The centrifuged cell lysate was loaded onto a 2 mL glutathione-sepharose column (Pharmacia) and washed 3× with 10 mL of 25 mM Tris-HCl, pH 7.5, 2 mM EDTA, 1 mM DTT, 200 mM NaCl. The GST-tagged proteins were then eluted by 10 applications (1 mL each) of 25 mM Tris-HCl, pH 7.5, 10 mM reduced-glutathione, 100 mM NaCl, 1 mM DTT, 10% glycerol and stored at −70° C.

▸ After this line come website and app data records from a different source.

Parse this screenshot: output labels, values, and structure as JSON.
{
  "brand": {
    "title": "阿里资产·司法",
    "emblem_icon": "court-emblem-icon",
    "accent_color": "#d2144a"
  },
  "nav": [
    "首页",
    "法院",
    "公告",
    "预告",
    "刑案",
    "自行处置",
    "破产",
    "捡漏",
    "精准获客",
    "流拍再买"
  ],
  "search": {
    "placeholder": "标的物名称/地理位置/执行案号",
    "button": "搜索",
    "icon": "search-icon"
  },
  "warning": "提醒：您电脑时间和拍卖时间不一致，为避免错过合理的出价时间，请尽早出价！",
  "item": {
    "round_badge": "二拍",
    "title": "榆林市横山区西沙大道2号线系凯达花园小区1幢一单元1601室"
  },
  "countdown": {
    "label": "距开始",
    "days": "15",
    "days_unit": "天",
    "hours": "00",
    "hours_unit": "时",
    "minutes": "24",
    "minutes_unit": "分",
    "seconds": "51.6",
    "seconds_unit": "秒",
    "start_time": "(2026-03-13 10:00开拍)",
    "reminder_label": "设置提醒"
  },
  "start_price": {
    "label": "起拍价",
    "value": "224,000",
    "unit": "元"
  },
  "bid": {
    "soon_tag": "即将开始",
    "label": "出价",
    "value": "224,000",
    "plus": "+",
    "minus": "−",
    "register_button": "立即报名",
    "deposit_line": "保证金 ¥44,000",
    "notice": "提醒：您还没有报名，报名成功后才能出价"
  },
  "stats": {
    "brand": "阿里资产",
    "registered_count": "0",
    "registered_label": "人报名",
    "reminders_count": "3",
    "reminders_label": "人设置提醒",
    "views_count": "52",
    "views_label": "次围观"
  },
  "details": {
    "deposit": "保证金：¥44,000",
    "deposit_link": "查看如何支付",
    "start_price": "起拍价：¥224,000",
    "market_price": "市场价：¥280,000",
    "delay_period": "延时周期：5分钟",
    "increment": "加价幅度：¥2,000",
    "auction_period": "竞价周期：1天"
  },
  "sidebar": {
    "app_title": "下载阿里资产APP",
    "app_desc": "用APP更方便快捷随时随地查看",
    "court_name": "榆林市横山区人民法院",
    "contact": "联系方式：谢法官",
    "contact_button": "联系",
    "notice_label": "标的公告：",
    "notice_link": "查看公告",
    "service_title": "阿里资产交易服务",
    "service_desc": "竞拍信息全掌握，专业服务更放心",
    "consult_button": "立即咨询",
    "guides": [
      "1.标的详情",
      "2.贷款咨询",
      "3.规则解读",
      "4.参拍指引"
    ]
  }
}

The protein kinase activities of the various Kit mutants 200-500 ng were assayed in the presence or absence of inhibitors, 20 mM Tris-HCl, pH 7.6, 3 mM MnCl2, 3 mM MgCl2, 1 mM DTT, 10 μM Na3VO4, 3 μg/mL poly(Glu,Tyr) 4:1, 1% DMSO, 1.5 μM ATP (γ-[33P]-ATP 0.1 μCi). The assay (30 μL) was carried out in 96-well plates at ambient temperature for 30 minutes and the reaction terminated by the addition of 20 μL of 125 mM EDTA. Subsequently, 30 μl of the reaction mixture were transferred onto Immobilon-PVDF membrane (Millipore, Bedford, Mass., USA) previously soaked for 5 minutes with methanol, rinsed with water, then soaked for 5 minutes with 0.5% H3PO4 and mounted on vacuum manifold with disconnected vacuum source. After spotting all samples, vacuum was connected and each well rinsed with 200 μL 0.5% H3PO4. Membranes were removed and washed 4× on a shaker with 1.0% H3PO4, once with ethanol. Membranes were counted after drying at ambient temperature, mounting in Packard TopCount 96-well frame, and addition of 10 μL/well of Microscint (Packard). IC50 values were calculated by linear regression analysis of the percentage inhibition of each compound in duplicate, at 4 concentrations (usually 0.01, 0.1, 1 and 10 μM). One unit of protein kinase activity is defined as 1 nmole of 33P transferred from [γ33P]ATP to the substrate protein/minute/mg of protein at RT.